Copy the data. Keep every character as given.

※ ※ ※

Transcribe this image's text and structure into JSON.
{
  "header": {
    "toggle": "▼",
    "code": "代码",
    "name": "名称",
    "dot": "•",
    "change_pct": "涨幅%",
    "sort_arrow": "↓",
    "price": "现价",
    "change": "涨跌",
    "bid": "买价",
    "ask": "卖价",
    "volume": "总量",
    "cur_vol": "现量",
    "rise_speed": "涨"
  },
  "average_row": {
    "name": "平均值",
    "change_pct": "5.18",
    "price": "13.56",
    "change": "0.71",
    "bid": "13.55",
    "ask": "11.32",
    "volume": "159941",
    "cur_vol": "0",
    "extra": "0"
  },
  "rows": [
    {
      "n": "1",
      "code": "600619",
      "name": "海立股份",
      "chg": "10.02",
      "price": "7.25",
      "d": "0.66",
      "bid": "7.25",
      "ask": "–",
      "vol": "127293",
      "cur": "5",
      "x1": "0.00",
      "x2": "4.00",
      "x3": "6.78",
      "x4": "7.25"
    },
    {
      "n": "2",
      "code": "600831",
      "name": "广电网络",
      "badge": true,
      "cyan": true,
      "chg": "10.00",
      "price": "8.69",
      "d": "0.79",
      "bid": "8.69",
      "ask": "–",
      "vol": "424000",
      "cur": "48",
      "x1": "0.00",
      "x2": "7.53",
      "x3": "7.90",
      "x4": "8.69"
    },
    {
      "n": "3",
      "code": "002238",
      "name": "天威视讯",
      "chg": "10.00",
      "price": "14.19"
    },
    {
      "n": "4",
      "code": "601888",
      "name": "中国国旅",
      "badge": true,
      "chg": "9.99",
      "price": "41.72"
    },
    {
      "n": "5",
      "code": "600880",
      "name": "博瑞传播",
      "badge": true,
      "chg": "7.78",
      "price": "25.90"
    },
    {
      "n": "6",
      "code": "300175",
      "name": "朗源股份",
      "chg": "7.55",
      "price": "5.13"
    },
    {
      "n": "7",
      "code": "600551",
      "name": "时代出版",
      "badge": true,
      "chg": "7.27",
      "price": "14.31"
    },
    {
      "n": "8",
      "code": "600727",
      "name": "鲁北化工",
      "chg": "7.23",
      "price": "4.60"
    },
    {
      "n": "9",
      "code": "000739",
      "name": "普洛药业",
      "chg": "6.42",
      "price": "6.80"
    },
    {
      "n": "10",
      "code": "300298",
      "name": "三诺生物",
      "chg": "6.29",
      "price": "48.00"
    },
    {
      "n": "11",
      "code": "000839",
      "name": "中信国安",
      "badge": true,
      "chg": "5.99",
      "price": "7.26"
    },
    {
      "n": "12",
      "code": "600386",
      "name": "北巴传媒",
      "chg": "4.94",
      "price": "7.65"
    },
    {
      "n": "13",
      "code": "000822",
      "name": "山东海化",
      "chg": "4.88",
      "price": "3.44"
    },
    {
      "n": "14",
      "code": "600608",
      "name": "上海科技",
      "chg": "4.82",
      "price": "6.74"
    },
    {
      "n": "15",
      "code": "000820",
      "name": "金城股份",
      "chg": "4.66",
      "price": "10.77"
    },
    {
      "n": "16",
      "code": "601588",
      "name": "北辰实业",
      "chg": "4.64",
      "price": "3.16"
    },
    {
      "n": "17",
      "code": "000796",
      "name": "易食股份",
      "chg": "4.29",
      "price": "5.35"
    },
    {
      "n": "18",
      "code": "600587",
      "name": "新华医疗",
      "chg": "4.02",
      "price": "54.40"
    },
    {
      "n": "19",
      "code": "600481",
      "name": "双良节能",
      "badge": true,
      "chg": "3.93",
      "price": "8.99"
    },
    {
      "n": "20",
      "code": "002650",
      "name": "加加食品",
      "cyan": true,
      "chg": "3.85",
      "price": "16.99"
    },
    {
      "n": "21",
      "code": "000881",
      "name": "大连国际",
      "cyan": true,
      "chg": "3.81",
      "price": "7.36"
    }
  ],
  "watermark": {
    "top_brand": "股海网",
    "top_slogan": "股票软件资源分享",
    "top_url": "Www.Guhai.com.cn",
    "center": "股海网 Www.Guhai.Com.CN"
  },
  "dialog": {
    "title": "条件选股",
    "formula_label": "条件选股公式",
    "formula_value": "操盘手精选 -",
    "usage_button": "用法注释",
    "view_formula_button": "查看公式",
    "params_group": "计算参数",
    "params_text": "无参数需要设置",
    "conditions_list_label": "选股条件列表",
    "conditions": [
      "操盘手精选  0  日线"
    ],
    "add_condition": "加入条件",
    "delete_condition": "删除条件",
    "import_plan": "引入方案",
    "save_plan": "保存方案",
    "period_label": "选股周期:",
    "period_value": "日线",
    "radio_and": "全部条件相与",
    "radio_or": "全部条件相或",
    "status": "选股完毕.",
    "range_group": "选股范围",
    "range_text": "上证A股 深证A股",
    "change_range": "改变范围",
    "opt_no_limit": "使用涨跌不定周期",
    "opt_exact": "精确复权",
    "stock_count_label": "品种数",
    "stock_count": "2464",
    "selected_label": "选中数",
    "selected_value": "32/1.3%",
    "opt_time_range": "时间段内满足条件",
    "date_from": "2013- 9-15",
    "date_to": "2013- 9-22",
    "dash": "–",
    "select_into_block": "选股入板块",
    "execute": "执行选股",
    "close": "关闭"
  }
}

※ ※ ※

TASK ANSWER
Transcribe this image's text and structure into JSON.
{
  "header": {
    "toggle": "▼",
    "code": "代码",
    "name": "名称",
    "dot": "•",
    "change_pct": "涨幅%",
    "sort_arrow": "↓",
    "price": "现价",
    "change": "涨跌",
    "bid": "买价",
    "ask": "卖价",
    "volume": "总量",
    "cur_vol": "现量",
    "rise_speed": "涨"
  },
  "average_row": {
    "name": "平均值",
    "change_pct": "5.18",
    "price": "13.56",
    "change": "0.71",
    "bid": "13.55",
    "ask": "11.32",
    "volume": "159941",
    "cur_vol": "0",
    "extra": "0"
  },
  "rows": [
    {
      "n": "1",
      "code": "600619",
      "name": "海立股份",
      "chg": "10.02",
      "price": "7.25",
      "d": "0.66",
      "bid": "7.25",
      "ask": "–",
      "vol": "127293",
      "cur": "5",
      "x1": "0.00",
      "x2": "4.00",
      "x3": "6.78",
      "x4": "7.25"
    },
    {
      "n": "2",
      "code": "600831",
      "name": "广电网络",
      "badge": true,
      "cyan": true,
      "chg": "10.00",
      "price": "8.69",
      "d": "0.79",
      "bid": "8.69",
      "ask": "–",
      "vol": "424000",
      "cur": "48",
      "x1": "0.00",
      "x2": "7.53",
      "x3": "7.90",
      "x4": "8.69"
    },
    {
      "n": "3",
      "code": "002238",
      "name": "天威视讯",
      "chg": "10.00",
      "price": "14.19"
    },
    {
      "n": "4",
      "code": "601888",
      "name": "中国国旅",
      "badge": true,
      "chg": "9.99",
      "price": "41.72"
    },
    {
      "n": "5",
      "code": "600880",
      "name": "博瑞传播",
      "badge": true,
      "chg": "7.78",
      "price": "25.90"
    },
    {
      "n": "6",
      "code": "300175",
      "name": "朗源股份",
      "chg": "7.55",
      "price": "5.13"
    },
    {
      "n": "7",
      "code": "600551",
      "name": "时代出版",
      "badge": true,
      "chg": "7.27",
      "price": "14.31"
    },
    {
      "n": "8",
      "code": "600727",
      "name": "鲁北化工",
      "chg": "7.23",
      "price": "4.60"
    },
    {
      "n": "9",
      "code": "000739",
      "name": "普洛药业",
      "chg": "6.42",
      "price": "6.80"
    },
    {
      "n": "10",
      "code": "300298",
      "name": "三诺生物",
      "chg": "6.29",
      "price": "48.00"
    },
    {
      "n": "11",
      "code": "000839",
      "name": "中信国安",
      "badge": true,
      "chg": "5.99",
      "price": "7.26"
    },
    {
      "n": "12",
      "code": "600386",
      "name": "北巴传媒",
      "chg": "4.94",
      "price": "7.65"
    },
    {
      "n": "13",
      "code": "000822",
      "name": "山东海化",
      "chg": "4.88",
      "price": "3.44"
    },
    {
      "n": "14",
      "code": "600608",
      "name": "上海科技",
      "chg": "4.82",
      "price": "6.74"
    },
    {
      "n": "15",
      "code": "000820",
      "name": "金城股份",
      "chg": "4.66",
      "price": "10.77"
    },
    {
      "n": "16",
      "code": "601588",
      "name": "北辰实业",
      "chg": "4.64",
      "price": "3.16"
    },
    {
      "n": "17",
      "code": "000796",
      "name": "易食股份",
      "chg": "4.29",
      "price": "5.35"
    },
    {
      "n": "18",
      "code": "600587",
      "name": "新华医疗",
      "chg": "4.02",
      "price": "54.40"
    },
    {
      "n": "19",
      "code": "600481",
      "name": "双良节能",
      "badge": true,
      "chg": "3.93",
      "price": "8.99"
    },
    {
      "n": "20",
      "code": "002650",
      "name": "加加食品",
      "cyan": true,
      "chg": "3.85",
      "price": "16.99"
    },
    {
      "n": "21",
      "code": "000881",
      "name": "大连国际",
      "cyan": true,
      "chg": "3.81",
      "price": "7.36"
    }
  ],
  "watermark": {
    "top_brand": "股海网",
    "top_slogan": "股票软件资源分享",
    "top_url": "Www.Guhai.com.cn",
    "center": "股海网 Www.Guhai.Com.CN"
  },
  "dialog": {
    "title": "条件选股",
    "formula_label": "条件选股公式",
    "formula_value": "操盘手精选 -",
    "usage_button": "用法注释",
    "view_formula_button": "查看公式",
    "params_group": "计算参数",
    "params_text": "无参数需要设置",
    "conditions_list_label": "选股条件列表",
    "conditions": [
      "操盘手精选  0  日线"
    ],
    "add_condition": "加入条件",
    "delete_condition": "删除条件",
    "import_plan": "引入方案",
    "save_plan": "保存方案",
    "period_label": "选股周期:",
    "period_value": "日线",
    "radio_and": "全部条件相与",
    "radio_or": "全部条件相或",
    "status": "选股完毕.",
    "range_group": "选股范围",
    "range_text": "上证A股 深证A股",
    "change_range": "改变范围",
    "opt_no_limit": "使用涨跌不定周期",
    "opt_exact": "精确复权",
    "stock_count_label": "品种数",
    "stock_count": "2464",
    "selected_label": "选中数",
    "selected_value": "32/1.3%",
    "opt_time_range": "时间段内满足条件",
    "date_from": "2013- 9-15",
    "date_to": "2013- 9-22",
    "dash": "–",
    "select_into_block": "选股入板块",
    "execute": "执行选股",
    "close": "关闭"
  }
}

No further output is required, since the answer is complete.